Rep. Mike Simpson (R-Idaho) is trying to foment a long-shot Democratic rebellion against Speaker Nancy Pelosi (D-Calif.) that would install House Majority Leader Steny Hoyer (D-Md.) in her place after the November elections.
The scenario, as Simpson sees it, runs like this: Democrats lose a bunch of seats but cling to a narrow majority. If a handful of Democrats withhold their votes for Pelosi, Democrats would have to put up another candidate, or else Minority Leader John Boehner (R-Ohio) would become Speaker.

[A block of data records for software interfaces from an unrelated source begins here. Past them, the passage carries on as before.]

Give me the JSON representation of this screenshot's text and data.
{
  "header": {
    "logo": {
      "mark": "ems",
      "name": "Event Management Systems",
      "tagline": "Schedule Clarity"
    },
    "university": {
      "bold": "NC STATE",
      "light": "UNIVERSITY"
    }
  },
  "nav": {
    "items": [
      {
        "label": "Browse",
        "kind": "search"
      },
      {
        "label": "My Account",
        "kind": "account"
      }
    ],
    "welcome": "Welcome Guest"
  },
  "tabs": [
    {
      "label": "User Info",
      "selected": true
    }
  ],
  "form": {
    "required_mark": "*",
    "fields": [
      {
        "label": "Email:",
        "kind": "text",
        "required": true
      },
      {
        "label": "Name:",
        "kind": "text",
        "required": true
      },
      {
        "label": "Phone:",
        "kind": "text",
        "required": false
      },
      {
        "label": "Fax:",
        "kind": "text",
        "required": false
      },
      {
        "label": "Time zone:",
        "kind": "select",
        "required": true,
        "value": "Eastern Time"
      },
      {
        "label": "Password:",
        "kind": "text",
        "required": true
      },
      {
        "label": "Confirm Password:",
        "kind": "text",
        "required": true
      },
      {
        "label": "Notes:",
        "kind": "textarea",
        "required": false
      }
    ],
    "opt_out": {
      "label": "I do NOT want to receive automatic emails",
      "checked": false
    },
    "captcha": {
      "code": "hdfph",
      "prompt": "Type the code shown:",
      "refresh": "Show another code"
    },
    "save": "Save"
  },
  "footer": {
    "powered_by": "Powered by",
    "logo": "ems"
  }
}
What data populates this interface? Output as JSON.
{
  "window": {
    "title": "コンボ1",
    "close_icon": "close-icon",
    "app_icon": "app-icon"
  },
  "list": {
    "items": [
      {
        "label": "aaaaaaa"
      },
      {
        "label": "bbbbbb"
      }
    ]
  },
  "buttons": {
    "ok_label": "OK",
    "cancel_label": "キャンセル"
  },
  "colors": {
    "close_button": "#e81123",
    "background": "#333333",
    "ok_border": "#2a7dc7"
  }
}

“I’m trying to help Steny,” Simpson said with a smile. “If it gets close enough, six or eight Blue Dogs could make the difference,” he added, referring to the Blue Dog Coalition of fiscally conservative House Democrats.
Simpson said a similar dynamic toppled Newt Gingrich (R-Ga.) from the Speaker’s post after losses in the 1998 elections left Republicans clinging to a narrow majority.

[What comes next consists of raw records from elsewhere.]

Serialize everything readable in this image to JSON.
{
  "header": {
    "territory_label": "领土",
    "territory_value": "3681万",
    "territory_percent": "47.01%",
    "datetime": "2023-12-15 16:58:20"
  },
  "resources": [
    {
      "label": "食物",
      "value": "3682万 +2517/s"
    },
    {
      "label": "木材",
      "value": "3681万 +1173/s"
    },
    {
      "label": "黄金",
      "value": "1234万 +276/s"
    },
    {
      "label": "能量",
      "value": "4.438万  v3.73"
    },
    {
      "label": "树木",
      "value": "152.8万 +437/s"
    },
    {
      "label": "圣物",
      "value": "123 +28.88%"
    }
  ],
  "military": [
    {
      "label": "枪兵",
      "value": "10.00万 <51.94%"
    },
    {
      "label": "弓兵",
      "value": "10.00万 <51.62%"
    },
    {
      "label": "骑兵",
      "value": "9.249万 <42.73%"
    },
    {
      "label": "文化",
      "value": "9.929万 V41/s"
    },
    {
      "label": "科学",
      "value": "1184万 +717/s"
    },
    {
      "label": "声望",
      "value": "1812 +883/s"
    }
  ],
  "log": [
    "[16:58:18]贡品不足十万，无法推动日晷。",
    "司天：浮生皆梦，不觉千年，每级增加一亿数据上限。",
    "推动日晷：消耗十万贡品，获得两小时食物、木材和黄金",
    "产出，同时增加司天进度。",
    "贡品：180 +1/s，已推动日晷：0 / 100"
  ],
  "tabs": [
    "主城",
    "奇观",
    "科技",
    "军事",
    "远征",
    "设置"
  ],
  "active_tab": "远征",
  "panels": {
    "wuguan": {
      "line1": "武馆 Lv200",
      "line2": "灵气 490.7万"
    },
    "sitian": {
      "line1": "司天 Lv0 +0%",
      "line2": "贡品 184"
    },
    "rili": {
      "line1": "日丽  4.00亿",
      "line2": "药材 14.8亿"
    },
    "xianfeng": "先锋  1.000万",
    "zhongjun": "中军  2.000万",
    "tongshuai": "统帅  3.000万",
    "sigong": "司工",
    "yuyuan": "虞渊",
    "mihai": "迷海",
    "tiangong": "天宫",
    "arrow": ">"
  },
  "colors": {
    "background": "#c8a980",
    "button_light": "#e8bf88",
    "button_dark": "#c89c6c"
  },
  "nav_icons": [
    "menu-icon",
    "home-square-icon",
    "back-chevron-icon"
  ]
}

Simpson tried to recruit Rep. Walt Minnick (Idaho), one of the most conservative Democrats in the House, to back the idea during a plane trip home in May.

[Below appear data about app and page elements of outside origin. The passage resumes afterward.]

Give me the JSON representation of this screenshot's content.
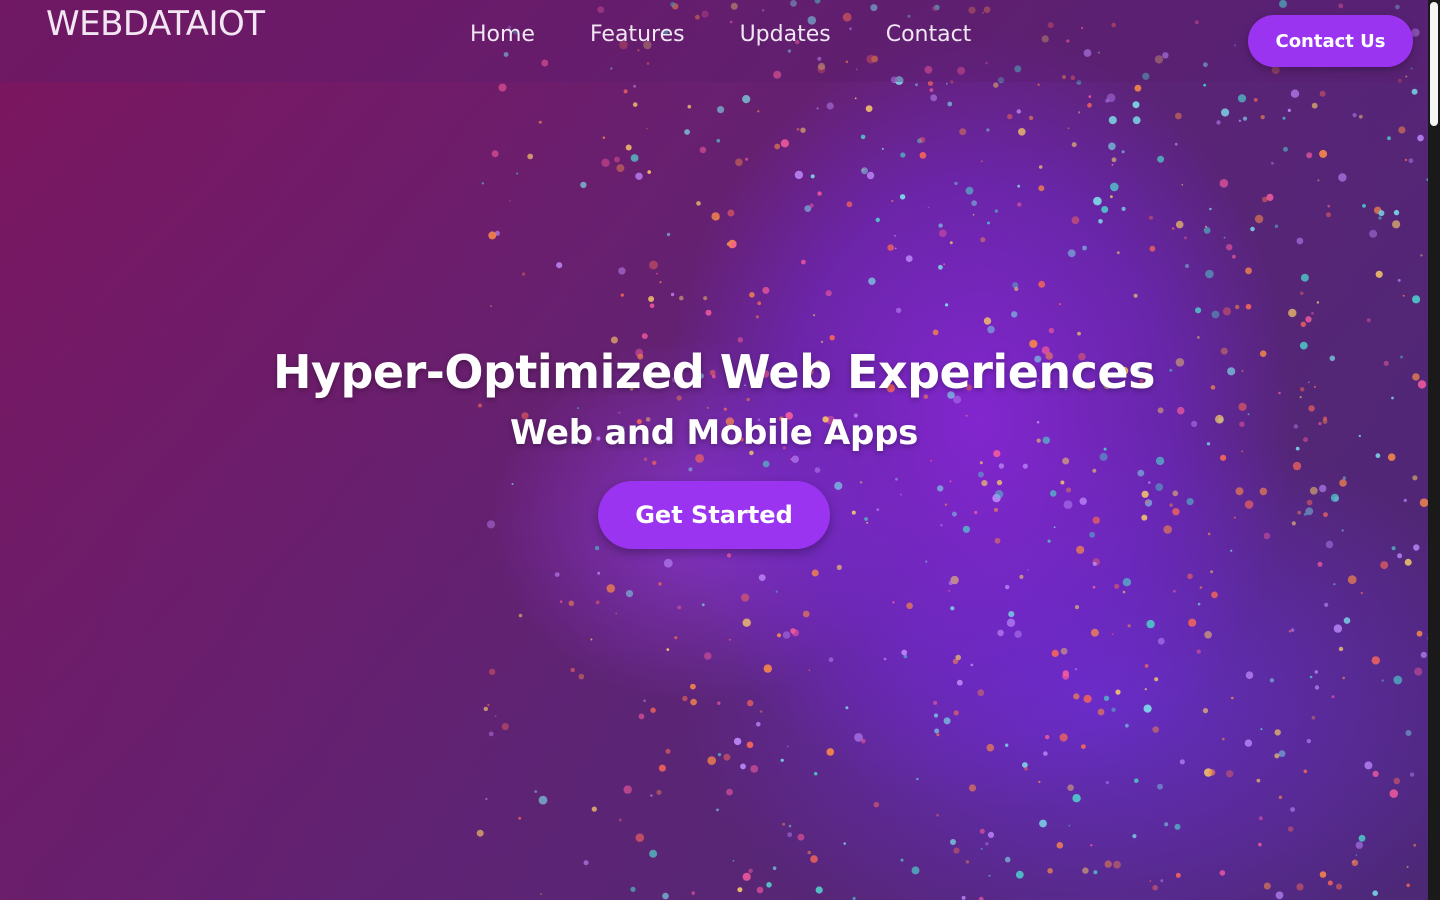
{
  "brand": {
    "logo_text": "WEBDATAIOT"
  },
  "nav": {
    "links": [
      {
        "label": "Home"
      },
      {
        "label": "Features"
      },
      {
        "label": "Updates"
      },
      {
        "label": "Contact"
      }
    ],
    "cta_label": "Contact Us"
  },
  "hero": {
    "title": "Hyper-Optimized Web Experiences",
    "subtitle": "Web and Mobile Apps",
    "cta_label": "Get Started",
    "background_description_icon": "glitter-face-image"
  },
  "colors": {
    "accent": "#9a34f0",
    "text": "#ffffff",
    "background_primary": "#5a1f7e",
    "background_secondary": "#7e1660"
  }
}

The Idaho Statesman reported last month that Minnick declined to discuss his conversation with Simpson but left open the possibility of voting for someone other than Pelosi. Minnick also noted in an interview with the Idaho Statesman that the Speaker is elected by the whole House, not just the ruling party.
Aides to Pelosi and Hoyer, however, dismissed Simpson’s plotting as baseless partisan mischief.
“Mike Simpson is trying to cause trouble here, but no Democrat has indicated that they wouldn’t support the Speaker,” Pelosi spokesman Brendan Daly said. “There is nothing to this story.”
“Mr. Hoyer is focused on keeping the House in Democratic hands and being Majority Leader in the next Congress,” Hoyer spokeswoman Katie Grant said.
Hoyer, indeed, hasn’t given any hint of challenging the Speaker. He has appeared at peace with his role as her No. 2 several years after the top two Democrats waged a fierce leadership battle when Democrats were still in the minority.
Simpson didn’t deny his attempt at troublemaking. He said his idea was his own and not some grand Republican plan.
“I’m just lobbing hand grenades,” he said with a chuckle.